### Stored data
****
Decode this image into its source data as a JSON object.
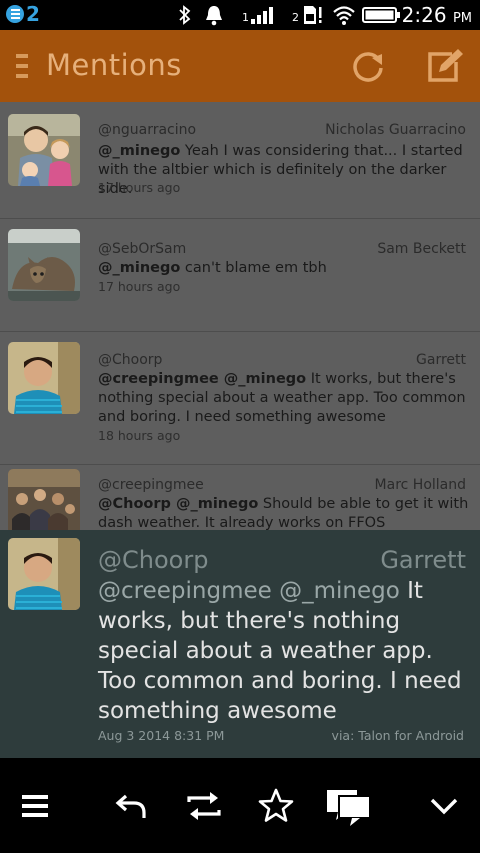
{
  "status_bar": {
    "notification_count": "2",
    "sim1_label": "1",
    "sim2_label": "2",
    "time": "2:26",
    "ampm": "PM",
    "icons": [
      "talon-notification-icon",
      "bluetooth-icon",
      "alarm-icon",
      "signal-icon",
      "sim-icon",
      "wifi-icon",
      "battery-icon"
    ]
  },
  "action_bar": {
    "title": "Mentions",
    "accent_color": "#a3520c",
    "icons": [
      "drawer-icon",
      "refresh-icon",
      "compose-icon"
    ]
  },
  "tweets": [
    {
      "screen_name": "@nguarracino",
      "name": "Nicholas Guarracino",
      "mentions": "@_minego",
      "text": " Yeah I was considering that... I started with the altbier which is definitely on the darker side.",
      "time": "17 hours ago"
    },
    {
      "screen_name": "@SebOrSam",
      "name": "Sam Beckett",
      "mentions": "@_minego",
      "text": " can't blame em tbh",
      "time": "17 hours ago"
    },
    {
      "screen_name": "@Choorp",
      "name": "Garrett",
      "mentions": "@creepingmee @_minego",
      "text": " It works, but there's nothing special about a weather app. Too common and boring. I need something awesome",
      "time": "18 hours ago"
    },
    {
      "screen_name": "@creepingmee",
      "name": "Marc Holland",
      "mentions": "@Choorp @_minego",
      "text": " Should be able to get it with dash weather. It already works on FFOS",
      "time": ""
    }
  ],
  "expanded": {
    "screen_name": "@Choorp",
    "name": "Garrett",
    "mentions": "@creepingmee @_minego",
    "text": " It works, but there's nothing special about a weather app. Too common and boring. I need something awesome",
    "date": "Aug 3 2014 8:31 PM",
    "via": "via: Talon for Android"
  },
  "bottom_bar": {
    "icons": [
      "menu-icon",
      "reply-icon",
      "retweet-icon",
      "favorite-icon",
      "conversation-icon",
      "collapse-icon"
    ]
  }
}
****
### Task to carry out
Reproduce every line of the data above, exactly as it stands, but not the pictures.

### Task answer
Decode this image into its source data as a JSON object.
{
  "status_bar": {
    "notification_count": "2",
    "sim1_label": "1",
    "sim2_label": "2",
    "time": "2:26",
    "ampm": "PM",
    "icons": [
      "talon-notification-icon",
      "bluetooth-icon",
      "alarm-icon",
      "signal-icon",
      "sim-icon",
      "wifi-icon",
      "battery-icon"
    ]
  },
  "action_bar": {
    "title": "Mentions",
    "accent_color": "#a3520c",
    "icons": [
      "drawer-icon",
      "refresh-icon",
      "compose-icon"
    ]
  },
  "tweets": [
    {
      "screen_name": "@nguarracino",
      "name": "Nicholas Guarracino",
      "mentions": "@_minego",
      "text": " Yeah I was considering that... I started with the altbier which is definitely on the darker side.",
      "time": "17 hours ago"
    },
    {
      "screen_name": "@SebOrSam",
      "name": "Sam Beckett",
      "mentions": "@_minego",
      "text": " can't blame em tbh",
      "time": "17 hours ago"
    },
    {
      "screen_name": "@Choorp",
      "name": "Garrett",
      "mentions": "@creepingmee @_minego",
      "text": " It works, but there's nothing special about a weather app. Too common and boring. I need something awesome",
      "time": "18 hours ago"
    },
    {
      "screen_name": "@creepingmee",
      "name": "Marc Holland",
      "mentions": "@Choorp @_minego",
      "text": " Should be able to get it with dash weather. It already works on FFOS",
      "time": ""
    }
  ],
  "expanded": {
    "screen_name": "@Choorp",
    "name": "Garrett",
    "mentions": "@creepingmee @_minego",
    "text": " It works, but there's nothing special about a weather app. Too common and boring. I need something awesome",
    "date": "Aug 3 2014 8:31 PM",
    "via": "via: Talon for Android"
  },
  "bottom_bar": {
    "icons": [
      "menu-icon",
      "reply-icon",
      "retweet-icon",
      "favorite-icon",
      "conversation-icon",
      "collapse-icon"
    ]
  }
}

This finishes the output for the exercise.